A woman is convinced her new boyfriend is gay after hearing him speak to an “effeminate” man on the phone and then learning he knows his friends, ahem, size, so she’s writing to advice columnist Stoya over at Slate for help.
“I’m dating a man who admitted having sex with another man many years ago while on drugs,” the letter begins.
The woman, who only recently began dating again after getting divorced, says her boyfriend, now sober, insists the hookup was “a one-time-only thing,” but she has her suspicions.
“His stories conflict,” she writes. “He is kind and loving in every way. But he’s done several things that make me question him: He recently referred to a male friend’s penis size as ‘dead weight.’ How would he know that?”
She continues, “Then, when watching a movie, he blurted out regarding a male actor: ‘He’s beautiful.’ Which is an odd way to describe another man.”
But it doesn’t stop there.
“Then, I received a phone call that I overheard (speakerphone) from a man asking in an effeminate voice ‘What do you need today?'” the woman adds. “He immediately ended the call and acted upset.”
She continues, “Finally, when we visited a city with a very large gay population, he knew the gay neighborhood … well. This actually happened in two cities, one of which he lived in while married and separated.”
All of this has her wondering: Is her boyfriend a closeted homosexual?
“I believe I’ve answered these questions myself, just in asking,” she concludes.
In her response, Stoya struggles with how to answer the woman’s letter.
“I’m not sure what questions you’re asking, so I’m relieved to hear that you believe you’ve answered them yourself,” she writes. “While you’re here, though, I’ll give you my thoughts.”
She goes on to say the woman sounds “really hung up on this” and that maybe she needs to take a deep breath and relax for a second.
“I don’t think you have a smoking gun that this man is gay,” she writes, “but I also suspect you conceive of gay and straight as a binary situation.”

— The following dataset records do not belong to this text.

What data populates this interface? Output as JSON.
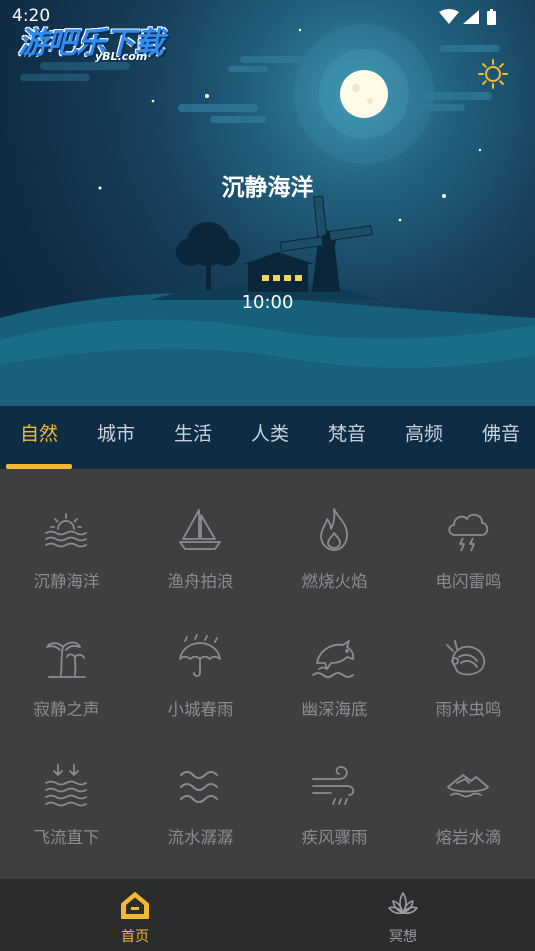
{
  "status_bar": {
    "time": "4:20"
  },
  "watermark": {
    "text": "游吧乐下载",
    "subtext": "yBL.com"
  },
  "hero": {
    "title": "沉静海洋",
    "timer": "10:00"
  },
  "colors": {
    "accent": "#f5b831",
    "tab_bar": "#0e2d45",
    "grid_bg": "#3e3f41",
    "nav_bg": "#2b2c2e"
  },
  "tabs": [
    {
      "label": "自然",
      "active": true
    },
    {
      "label": "城市",
      "active": false
    },
    {
      "label": "生活",
      "active": false
    },
    {
      "label": "人类",
      "active": false
    },
    {
      "label": "梵音",
      "active": false
    },
    {
      "label": "高频",
      "active": false
    },
    {
      "label": "佛音",
      "active": false
    }
  ],
  "sounds": [
    {
      "label": "沉静海洋",
      "icon": "sunrise-sea-icon"
    },
    {
      "label": "渔舟拍浪",
      "icon": "sailboat-icon"
    },
    {
      "label": "燃烧火焰",
      "icon": "flame-icon"
    },
    {
      "label": "电闪雷鸣",
      "icon": "thunder-cloud-icon"
    },
    {
      "label": "寂静之声",
      "icon": "palm-tree-icon"
    },
    {
      "label": "小城春雨",
      "icon": "umbrella-rain-icon"
    },
    {
      "label": "幽深海底",
      "icon": "dolphin-icon"
    },
    {
      "label": "雨林虫鸣",
      "icon": "insect-icon"
    },
    {
      "label": "飞流直下",
      "icon": "waterfall-icon"
    },
    {
      "label": "流水潺潺",
      "icon": "flowing-water-icon"
    },
    {
      "label": "疾风骤雨",
      "icon": "wind-rain-icon"
    },
    {
      "label": "熔岩水滴",
      "icon": "lava-drop-icon"
    }
  ],
  "bottom_nav": {
    "home_label": "首页",
    "meditate_label": "冥想"
  }
}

“Really, it’s a spectrum that sometimes intersects with other spectrums—like gender expression, relationship structure style, and sexual interests—and some people are off in an asterisk-shaped paradise.”
She continues, “Maybe he did sleep with a guy more than one time, and maybe it is part of his sexuality, but that doesn’t mean it defines him.”
The bottom line: If this woman wants to make things work with her boyfriend, she’s gotta change her way of thinking.
“If you want to stay with this guy, you’re probably going to need to work on broadening and nuancing your framing,” she writes. “If you don’t want to stay with him, I’m not sure why you’re writing.”
What do you think of this situation and Stoya’s advice? Sound off in the comments section below…